JULIAN MCKENZIE: I don't know, man.

JUSTIN CUTHBERT: It's crazy. 3,200 fans for maybe four years maximum.

JULIAN MCKENZIE: It's a joke.

JUSTIN CUTHBERT: Imagine pitching to Auston Matthews-- they wanted to pitch-- Auston Matthews' deal comes up within this four years, and they have these grand plans--

JULIAN MCKENZIE: He's not going to Arizona.

JUSTIN CUTHBERT: --we're going to bring this guy home. You think Auston-- Auston Matthews deserves to play in front of 50,000, let alone 5,000.

JULIAN MCKENZIE: He's not going to play in a 3,200-seat arena.

JUSTIN CUTHBERT: There's no chance.

JULIAN MCKENZIE: Even if it is him going home, there's no fricking way. That's a guarantee. People in Toronto who are worried about that, you're out of your mind. You have bigger things to worry about than Auston Matthews leaving to join the Arizona Coyotes to play in ASU's college arena, which may or may not be modificated for NHL's standards. You've got to be kidding me.

Arizona Coyotes fans, you deserve better than this. However many you are in the NHL world, you deserve better than what's going on with your team and the way that the arena situation is being handled. You deserve better than this for the fans that really want this team, but this is absolutely ridiculous that they would be able to-- this is even being proposed. Like, this is just ridiculous.

JUSTIN CUTHBERT: You know what the solution should be? The NHL should be--

JULIAN MCKENZIE: What?

JUSTIN CUTHBERT: --dealing with Glendale. I know that it seems broken, irreparably broken, between the Coyotes and the city of Glendale, but how about you just come between your-- with your tail between your legs and beg to get back into that arena so you can actually be a respectable franchise with a respectable arena? Like, wouldn't that be more palatable than what they're trying to go after right now, which is to basically make no money, to be a parasite, live off the land, and to be basically baggage for the rest of the league? Like, it's brutal. It's brutal. It's minor league, man.

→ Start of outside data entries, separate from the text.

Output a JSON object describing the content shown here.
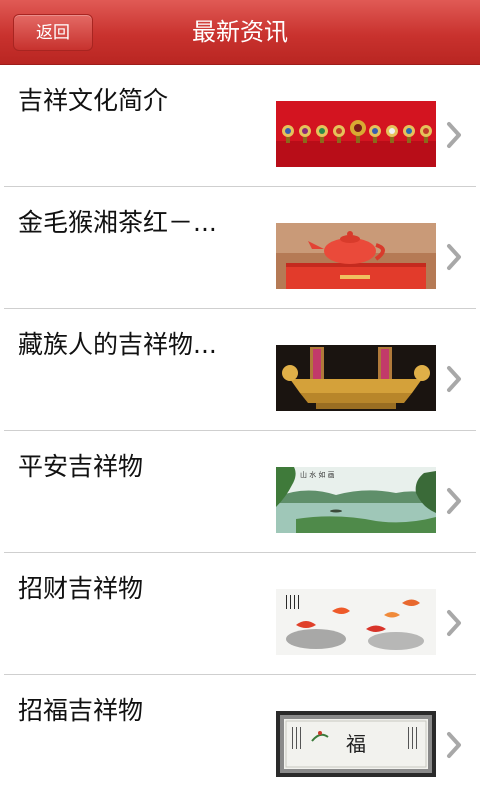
{
  "header": {
    "back_label": "返回",
    "title": "最新资讯"
  },
  "colors": {
    "header_red": "#c9322e",
    "divider": "#cfcfcf",
    "chevron": "#a8a8a8"
  },
  "articles": [
    {
      "title": "吉祥文化简介",
      "thumbnail": "eight-auspicious-symbols-image"
    },
    {
      "title": "金毛猴湘茶红－...",
      "thumbnail": "red-teapot-image"
    },
    {
      "title": "藏族人的吉祥物...",
      "thumbnail": "golden-dragon-carving-image"
    },
    {
      "title": "平安吉祥物",
      "thumbnail": "lake-landscape-painting-image"
    },
    {
      "title": "招财吉祥物",
      "thumbnail": "koi-fish-painting-image"
    },
    {
      "title": "招福吉祥物",
      "thumbnail": "fu-calligraphy-scroll-image"
    }
  ]
}
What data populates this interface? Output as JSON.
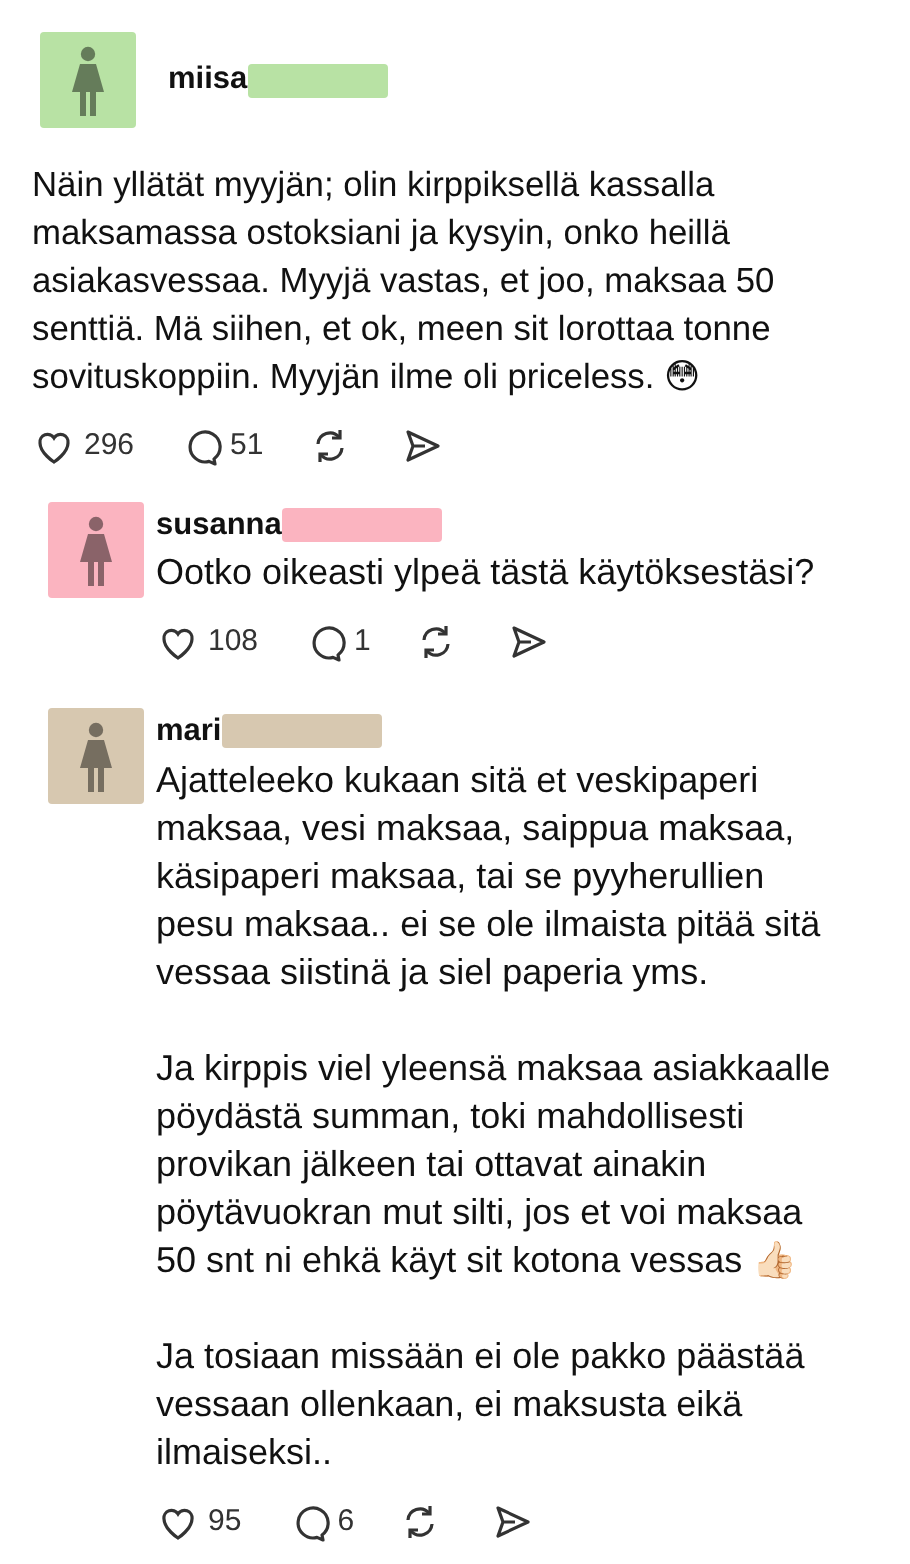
{
  "post": {
    "author": "miisa",
    "color": "#b8e2a4",
    "paragraphs": [
      "Näin yllätät myyjän; olin kirppiksellä kassalla maksamassa ostoksiani ja kysyin, onko heillä asiakasvessaa. Myyjä vastas, et joo, maksaa 50 senttiä. Mä siihen, et ok, meen sit lorottaa tonne sovituskoppiin. Myyjän ilme oli priceless. 😳"
    ],
    "likes": "296",
    "comments": "51"
  },
  "replies": [
    {
      "author": "susanna",
      "color": "#fbb4c0",
      "paragraphs": [
        "Ootko oikeasti ylpeä tästä käytöksestäsi?"
      ],
      "likes": "108",
      "comments": "1"
    },
    {
      "author": "mari",
      "color": "#d7c8b0",
      "paragraphs": [
        "Ajatteleeko kukaan sitä et veskipaperi maksaa, vesi maksaa, saippua maksaa, käsipaperi maksaa, tai se pyyherullien pesu maksaa.. ei se ole ilmaista pitää sitä vessaa siistinä ja siel paperia yms.",
        "Ja kirppis viel yleensä maksaa asiakkaalle pöydästä summan, toki mahdollisesti provikan jälkeen tai ottavat ainakin pöytävuokran mut silti, jos et voi maksaa 50 snt ni ehkä käyt sit kotona vessas 👍🏻",
        "Ja tosiaan missään ei ole pakko päästää vessaan ollenkaan, ei maksusta eikä ilmaiseksi.."
      ],
      "likes": "95",
      "comments": "6"
    }
  ]
}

JULIAN MCKENZIE: Two things. One, I'm totally with you. Two, I can't tell if you're using parasite in the literal sense, where you're sucking something dry, or if you're constantly making reference to the movie.

JUSTIN CUTHBERT: Well, I think the movie was referenced to that. Like, it was the--

JULIAN MCKENZIE: Right. I just want to know.

JUSTIN CUTHBERT: --movie was the rich living off-- the rich sucking the life from the poor and the poor sucking the life-- That was the kind of messaging.

JULIAN MCKENZIE: Here's the thing. I'm not sure-- here's the thing because we already had the issue with me referencing "SpongeBob," and you didn't know about that. I didn't watch "Parasite," so I was like, OK, are you mentioning the movie, or are you mentioned something else? I just want to know where you are on the pop culture 'scape.

JUSTIN CUTHBERT: I'm there. I've seen that movie. It's one of the rare movies I have seen. But the definition of a parasite-- and this works perfectly for the Coyotes, so I'm going to tap myself on the back-- an organism that lives in or on another organism of the species and benefits by deriving nutrients at the other's expense. Nutrients, in this case, is money, and it comes at everybody else's expense, the other 31 teams--

JULIAN MCKENZIE: Well done.

JUSTIN CUTHBERT: --because Arizona cannot figure their shit out.

JULIAN MCKENZIE: [LAUGHS]